    I would like to see "NOTA" have some real teeth in our State elections.

  3. The last President of the Whig Party was Millard Fillmore who is consistently ranked historically with the bottom ten US Presidents. After the Whig Party ceased to exist, Fillmore joined the anti-immigrant, anti-Catholic American Party, the political organ of the Know-Nothing movement.

    The Millard Fillmore Medal of Mediocrity Award is given each January around the time of Fillmore's birthday. It honors "mediocrity to combat the rising tide of overachievers."

    So what is the purpose in using the name "Whig" if it does not have substantial connections to the previous Whig party - which is little more than a corrupted fossil in the archive of political parties?

  4. (Mallard Fillmore is the comic strip by Bruce Tinsley)

  5. So who says the media and reporters are not influenced by commentary?

  6. Bradley,

    Everything has to start somewhere. This is a grassroots effort, or if you prefer, a bootstrap operation. (If our policy stances can be said to be "open source" we might as well keep the computer terms in play.)

    I am not dismayed by the negative comments on this story. If nothing else they indicate that people are reading it, and there are other indicators that some, at least, are looking at it further.

    The important thing is to take action in some fashion instead of merely complaining about and then accepting what one considers a sub-optimal situation.

    On a side note, I want to point out that so far as I know the Whigs are the only party that allows both members and non-members alike to comment on the party website in response to policies and open forum discussions. Not even the Libertarians do that (as of the last time I checked.)


  7. Who says "Old Hippies" and "Skinheads" can't find common ground ;-) ( only Jim will get that joke, folks ! )
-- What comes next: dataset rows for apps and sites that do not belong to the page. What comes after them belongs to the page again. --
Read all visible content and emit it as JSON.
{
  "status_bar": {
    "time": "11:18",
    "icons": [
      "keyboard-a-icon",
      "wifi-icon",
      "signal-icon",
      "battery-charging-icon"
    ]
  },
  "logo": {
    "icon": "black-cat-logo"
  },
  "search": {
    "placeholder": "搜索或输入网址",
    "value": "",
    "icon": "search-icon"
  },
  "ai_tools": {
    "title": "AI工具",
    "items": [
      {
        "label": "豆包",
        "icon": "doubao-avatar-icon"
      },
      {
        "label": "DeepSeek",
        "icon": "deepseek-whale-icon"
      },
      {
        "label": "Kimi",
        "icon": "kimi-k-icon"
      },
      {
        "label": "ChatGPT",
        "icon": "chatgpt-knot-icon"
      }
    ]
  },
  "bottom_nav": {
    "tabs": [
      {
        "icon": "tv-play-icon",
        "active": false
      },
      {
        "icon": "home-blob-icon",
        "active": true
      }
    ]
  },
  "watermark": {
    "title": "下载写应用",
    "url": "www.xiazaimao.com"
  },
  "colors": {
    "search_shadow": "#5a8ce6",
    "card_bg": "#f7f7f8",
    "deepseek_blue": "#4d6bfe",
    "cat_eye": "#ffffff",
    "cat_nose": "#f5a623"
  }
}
    Great article on the party there, Jim. Congrats! Now let's go produce a few candidates !

  8. Nick wrote : The Modern Whigs are GOP to the core. Against womens right to choose, against marriage equality and virtually all social issues are for a church state. Whigs are religous righters.

    um ... I count myself on the Whigs side. I'm not GOP, don't particularly like the GOP nor the Dems, am for women's rights (to choose or otherwise), for marriage (by any definition you want to call it), and for many social programs, and I'm not religious .... but, as Jim already mentioned, I'm for being responsible and being a good steward and doing what is practical, not what makes the masses overjoyed.

    And guess what Nick, there are a lot of other folks just like me and just like Jim in Nevada, as well as in the lesser parts of these United States;-) Deal with it... times, they are a changing.

  9. Bradley,

    No worries, I understood what you meant. I was referring to negative comments by others. That is the problem that any centrist or moderate party is going to face.

    It is not in the nature of being a moderate to become especially active, and independents tend to not want to group up. The objective now is to encourage people to break out of the mindset that only the two current major parties are legitimate.

    Again, for those reading, there are significant numbers of moderates in both the Democrats and Republicans who are not that far apart from each other. Combine them with the centrist independents, and there is the makings of a strong, pragmatic party like the Modern Whigs.

    We don't want, or need, the extremes from any party, we do want and need the rational middle.

  10. Dan,

    I saw that post and had to laugh.

    From our core beliefs: "5.Social Acceptance -When the government is compelled to legislate morality (laws), every citizen should be considered as equal. Our Constitution empowers us to be the vanguard of social acceptance, and here we should be leading the world BY EXAMPLE."

    Again, from our stances: "While our members range from deeply religious to completely secular, we are realistic. .... The Constitution is steeped in natural law and guarantees freedom of religious expression and a secular government."

    I doubt very much that the religious right-wing of the Republican Party would accept either of those statements in their entirety.

    Rather than rely on some comments made here, I urge people to read our stances for themselves and then decide where the truth lies.